Adverse drug reactions (ADRs) often go unreported or are inaccurately documented in the electronic medical recorded (EMR), even when they are severe and life-threatening. Incomplete reporting can lead to future prescribing challenges and ADR reoccurrence. The aim of this study was to evaluate the documentation of ADRs within the EMR and determine specific factors associated with appropriate and timely ADR documentation. Retrospective data were collected from a pediatric hospital system ADR reports from October 2010 to November 2018. Data included implicated medication, type, and severity of reaction, treatment location, the presence or absence of ADR documentation in the EMR alert profile within 24 hours of the ADR hospital or clinic encounter discharge, ADR identification method, and the presence or absence of pharmacovigilance oversight at the facility where the ADR was treated. A linear regression model was applied to identify factors contributing to optimal ADR documentation. A total of 3065 ADRs requiring medical care were identified. Of these, 961 ADRs (31%) did not have appropriate documentation added to the EMR alert profile prior to discharge. ADRs were documented in the EMR 87% of the time with the presence of pharmacovigilance oversight and only 61% without prospective pharmacovigilance (P < .01). Severity of ADR was not a predictor of ADR documentation in the EMR, yet the implicated medication and location of treatment did impact reporting. An active pharmacovigilance service significantly improved pediatric ADR documentation. Further work is needed to assure timely, accurate ADR documentation.

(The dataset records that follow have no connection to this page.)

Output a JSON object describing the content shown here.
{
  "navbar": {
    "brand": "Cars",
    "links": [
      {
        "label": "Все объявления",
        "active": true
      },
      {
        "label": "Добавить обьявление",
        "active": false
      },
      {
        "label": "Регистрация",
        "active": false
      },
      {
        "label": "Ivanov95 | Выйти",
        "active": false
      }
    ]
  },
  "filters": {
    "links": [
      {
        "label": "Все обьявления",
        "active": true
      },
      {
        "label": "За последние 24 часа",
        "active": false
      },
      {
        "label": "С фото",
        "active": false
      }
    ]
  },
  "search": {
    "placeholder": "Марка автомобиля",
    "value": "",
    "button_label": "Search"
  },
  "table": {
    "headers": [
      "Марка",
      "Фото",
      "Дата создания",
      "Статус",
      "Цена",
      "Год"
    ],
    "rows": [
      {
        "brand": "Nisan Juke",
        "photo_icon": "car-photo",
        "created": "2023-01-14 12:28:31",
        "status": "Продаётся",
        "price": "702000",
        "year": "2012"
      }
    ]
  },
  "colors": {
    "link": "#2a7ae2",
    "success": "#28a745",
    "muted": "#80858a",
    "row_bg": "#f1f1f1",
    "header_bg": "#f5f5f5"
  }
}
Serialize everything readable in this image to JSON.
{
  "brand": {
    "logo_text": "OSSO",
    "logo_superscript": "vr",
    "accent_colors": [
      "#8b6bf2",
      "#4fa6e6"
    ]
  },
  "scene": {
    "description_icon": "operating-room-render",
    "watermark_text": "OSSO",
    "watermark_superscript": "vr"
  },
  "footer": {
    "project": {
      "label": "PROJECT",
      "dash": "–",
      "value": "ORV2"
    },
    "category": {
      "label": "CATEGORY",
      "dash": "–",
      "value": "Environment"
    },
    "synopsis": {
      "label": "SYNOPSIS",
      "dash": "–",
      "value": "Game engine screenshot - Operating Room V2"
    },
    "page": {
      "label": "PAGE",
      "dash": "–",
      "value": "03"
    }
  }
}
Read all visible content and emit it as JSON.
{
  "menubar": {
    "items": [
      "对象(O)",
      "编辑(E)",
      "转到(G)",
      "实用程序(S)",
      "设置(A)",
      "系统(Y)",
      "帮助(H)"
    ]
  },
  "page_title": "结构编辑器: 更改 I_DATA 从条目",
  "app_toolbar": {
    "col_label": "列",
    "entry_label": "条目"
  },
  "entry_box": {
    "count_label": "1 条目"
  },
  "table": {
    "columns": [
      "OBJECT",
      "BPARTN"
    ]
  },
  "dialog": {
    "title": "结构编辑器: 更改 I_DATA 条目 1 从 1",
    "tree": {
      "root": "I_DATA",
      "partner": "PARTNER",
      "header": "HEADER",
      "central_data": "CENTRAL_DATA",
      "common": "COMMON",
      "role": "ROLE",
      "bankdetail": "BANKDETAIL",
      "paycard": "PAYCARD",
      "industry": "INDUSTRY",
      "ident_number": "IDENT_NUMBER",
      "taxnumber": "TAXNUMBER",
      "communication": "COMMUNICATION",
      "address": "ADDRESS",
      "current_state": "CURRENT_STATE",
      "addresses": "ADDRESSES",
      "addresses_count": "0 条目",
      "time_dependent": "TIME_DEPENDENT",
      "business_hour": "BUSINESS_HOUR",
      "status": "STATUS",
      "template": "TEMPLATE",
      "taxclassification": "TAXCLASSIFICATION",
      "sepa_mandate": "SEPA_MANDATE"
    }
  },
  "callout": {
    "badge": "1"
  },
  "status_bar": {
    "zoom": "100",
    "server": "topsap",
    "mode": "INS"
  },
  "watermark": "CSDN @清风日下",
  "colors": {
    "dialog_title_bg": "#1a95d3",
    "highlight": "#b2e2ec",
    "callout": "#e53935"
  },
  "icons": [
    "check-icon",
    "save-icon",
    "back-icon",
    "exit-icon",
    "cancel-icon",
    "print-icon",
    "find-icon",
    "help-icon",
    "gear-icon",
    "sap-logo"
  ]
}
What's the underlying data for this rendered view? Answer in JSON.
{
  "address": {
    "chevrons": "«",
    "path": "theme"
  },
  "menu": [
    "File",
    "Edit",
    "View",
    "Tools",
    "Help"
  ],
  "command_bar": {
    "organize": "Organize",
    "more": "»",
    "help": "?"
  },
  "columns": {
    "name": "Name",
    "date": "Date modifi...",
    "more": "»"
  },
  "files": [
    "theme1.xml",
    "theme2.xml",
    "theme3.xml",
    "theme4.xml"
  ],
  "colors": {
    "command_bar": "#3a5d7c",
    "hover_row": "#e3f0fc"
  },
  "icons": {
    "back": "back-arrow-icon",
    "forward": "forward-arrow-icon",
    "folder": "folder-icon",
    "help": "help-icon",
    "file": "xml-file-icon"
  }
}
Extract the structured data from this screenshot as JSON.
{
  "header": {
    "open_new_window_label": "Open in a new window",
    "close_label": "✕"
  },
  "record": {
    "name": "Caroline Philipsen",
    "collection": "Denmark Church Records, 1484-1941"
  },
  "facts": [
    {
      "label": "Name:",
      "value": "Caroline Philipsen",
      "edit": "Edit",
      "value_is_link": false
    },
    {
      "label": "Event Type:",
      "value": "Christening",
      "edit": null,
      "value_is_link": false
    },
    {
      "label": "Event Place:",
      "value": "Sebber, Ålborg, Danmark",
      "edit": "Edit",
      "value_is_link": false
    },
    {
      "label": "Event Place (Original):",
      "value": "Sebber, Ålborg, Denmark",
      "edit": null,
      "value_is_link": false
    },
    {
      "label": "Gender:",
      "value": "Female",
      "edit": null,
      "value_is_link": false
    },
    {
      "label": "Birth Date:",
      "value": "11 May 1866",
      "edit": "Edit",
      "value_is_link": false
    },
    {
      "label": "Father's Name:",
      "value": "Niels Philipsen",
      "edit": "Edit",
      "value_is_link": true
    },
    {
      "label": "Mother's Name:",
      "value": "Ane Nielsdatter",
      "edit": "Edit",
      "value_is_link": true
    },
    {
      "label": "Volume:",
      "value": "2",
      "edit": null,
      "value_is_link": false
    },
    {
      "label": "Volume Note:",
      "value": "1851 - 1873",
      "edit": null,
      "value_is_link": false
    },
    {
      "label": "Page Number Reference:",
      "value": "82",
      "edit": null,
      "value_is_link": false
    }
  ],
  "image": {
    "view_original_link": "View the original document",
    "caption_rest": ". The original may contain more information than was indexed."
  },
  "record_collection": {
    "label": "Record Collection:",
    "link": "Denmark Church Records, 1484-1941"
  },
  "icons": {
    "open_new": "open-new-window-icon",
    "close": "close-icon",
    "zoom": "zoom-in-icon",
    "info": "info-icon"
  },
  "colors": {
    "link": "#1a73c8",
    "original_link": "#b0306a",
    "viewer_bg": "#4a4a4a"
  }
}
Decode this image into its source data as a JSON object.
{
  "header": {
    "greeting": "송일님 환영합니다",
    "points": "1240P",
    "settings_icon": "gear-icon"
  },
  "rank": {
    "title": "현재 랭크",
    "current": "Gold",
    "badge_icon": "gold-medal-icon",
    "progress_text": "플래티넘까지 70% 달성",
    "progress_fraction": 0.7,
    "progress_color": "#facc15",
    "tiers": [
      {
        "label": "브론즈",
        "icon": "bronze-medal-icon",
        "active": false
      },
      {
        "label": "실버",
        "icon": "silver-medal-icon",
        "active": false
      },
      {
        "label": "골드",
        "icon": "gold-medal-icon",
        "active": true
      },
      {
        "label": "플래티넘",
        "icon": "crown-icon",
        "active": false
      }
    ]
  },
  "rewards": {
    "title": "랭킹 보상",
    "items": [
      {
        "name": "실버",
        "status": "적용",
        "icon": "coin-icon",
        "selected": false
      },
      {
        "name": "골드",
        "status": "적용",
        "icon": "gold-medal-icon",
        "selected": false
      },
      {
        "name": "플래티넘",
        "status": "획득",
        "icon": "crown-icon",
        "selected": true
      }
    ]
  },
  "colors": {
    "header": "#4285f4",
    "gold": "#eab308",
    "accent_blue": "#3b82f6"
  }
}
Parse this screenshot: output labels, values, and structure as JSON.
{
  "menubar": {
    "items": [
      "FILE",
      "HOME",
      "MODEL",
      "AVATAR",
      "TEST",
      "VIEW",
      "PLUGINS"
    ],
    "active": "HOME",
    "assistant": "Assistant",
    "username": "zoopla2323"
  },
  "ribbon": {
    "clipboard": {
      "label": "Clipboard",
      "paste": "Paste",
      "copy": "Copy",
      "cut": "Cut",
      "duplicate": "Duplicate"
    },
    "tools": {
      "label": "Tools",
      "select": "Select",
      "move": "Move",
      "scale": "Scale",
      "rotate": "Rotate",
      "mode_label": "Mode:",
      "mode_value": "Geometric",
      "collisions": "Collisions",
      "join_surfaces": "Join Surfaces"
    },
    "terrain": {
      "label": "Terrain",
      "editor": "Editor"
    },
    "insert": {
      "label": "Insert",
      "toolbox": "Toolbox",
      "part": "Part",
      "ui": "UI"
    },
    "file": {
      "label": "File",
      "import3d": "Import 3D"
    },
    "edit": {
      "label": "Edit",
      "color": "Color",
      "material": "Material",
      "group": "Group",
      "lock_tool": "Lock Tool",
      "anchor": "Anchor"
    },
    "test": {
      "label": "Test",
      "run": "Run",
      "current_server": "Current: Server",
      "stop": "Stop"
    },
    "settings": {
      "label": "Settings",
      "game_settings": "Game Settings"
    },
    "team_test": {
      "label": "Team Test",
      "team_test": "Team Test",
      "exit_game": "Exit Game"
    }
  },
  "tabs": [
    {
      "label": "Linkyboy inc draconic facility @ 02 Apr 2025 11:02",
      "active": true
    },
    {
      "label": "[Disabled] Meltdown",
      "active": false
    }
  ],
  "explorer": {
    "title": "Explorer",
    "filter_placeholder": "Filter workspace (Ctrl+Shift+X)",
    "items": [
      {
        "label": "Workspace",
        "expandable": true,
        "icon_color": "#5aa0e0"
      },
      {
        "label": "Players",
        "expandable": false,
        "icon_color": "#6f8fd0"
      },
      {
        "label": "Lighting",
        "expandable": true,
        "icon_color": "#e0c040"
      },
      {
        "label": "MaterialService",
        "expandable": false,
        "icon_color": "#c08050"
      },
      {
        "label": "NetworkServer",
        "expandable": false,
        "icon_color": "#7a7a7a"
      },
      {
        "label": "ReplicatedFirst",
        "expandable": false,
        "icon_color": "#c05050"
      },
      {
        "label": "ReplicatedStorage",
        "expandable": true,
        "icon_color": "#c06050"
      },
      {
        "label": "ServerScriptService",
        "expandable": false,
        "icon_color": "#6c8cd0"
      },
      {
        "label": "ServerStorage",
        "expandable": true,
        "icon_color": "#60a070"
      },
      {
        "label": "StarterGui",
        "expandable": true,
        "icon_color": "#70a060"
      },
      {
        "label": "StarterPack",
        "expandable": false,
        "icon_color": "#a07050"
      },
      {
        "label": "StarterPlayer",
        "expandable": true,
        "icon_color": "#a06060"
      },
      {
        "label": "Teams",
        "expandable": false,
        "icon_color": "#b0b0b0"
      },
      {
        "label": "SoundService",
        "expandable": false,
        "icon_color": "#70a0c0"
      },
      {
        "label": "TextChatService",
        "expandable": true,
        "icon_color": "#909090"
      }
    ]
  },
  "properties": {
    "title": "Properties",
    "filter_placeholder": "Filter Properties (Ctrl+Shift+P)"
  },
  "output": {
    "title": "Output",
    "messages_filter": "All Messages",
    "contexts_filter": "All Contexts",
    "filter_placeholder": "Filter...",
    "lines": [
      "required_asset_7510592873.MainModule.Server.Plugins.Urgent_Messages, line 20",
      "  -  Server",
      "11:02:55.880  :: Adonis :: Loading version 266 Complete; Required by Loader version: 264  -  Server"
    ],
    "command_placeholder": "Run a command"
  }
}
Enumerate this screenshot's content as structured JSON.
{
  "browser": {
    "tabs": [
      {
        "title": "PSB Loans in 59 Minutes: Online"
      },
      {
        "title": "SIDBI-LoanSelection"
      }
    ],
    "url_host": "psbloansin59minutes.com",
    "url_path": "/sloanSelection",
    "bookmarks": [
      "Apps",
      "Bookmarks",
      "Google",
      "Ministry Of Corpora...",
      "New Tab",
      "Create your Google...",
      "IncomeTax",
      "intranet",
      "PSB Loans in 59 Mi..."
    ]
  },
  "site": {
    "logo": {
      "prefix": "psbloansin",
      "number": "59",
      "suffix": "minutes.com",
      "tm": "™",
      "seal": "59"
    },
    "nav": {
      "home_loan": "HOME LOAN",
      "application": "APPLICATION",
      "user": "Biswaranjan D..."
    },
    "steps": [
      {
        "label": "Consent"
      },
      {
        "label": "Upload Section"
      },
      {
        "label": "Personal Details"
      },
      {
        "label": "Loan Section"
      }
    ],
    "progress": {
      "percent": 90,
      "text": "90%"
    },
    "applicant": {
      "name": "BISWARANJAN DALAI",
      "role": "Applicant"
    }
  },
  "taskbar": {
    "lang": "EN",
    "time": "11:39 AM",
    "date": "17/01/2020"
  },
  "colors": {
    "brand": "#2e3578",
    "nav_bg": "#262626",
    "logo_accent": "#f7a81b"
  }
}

Keywords: drug-related side effects and adverse reactions; electronic health record; patient safety; pediatrics; pharmacovigilance.
© 2020, The American College of Clinical Pharmacology.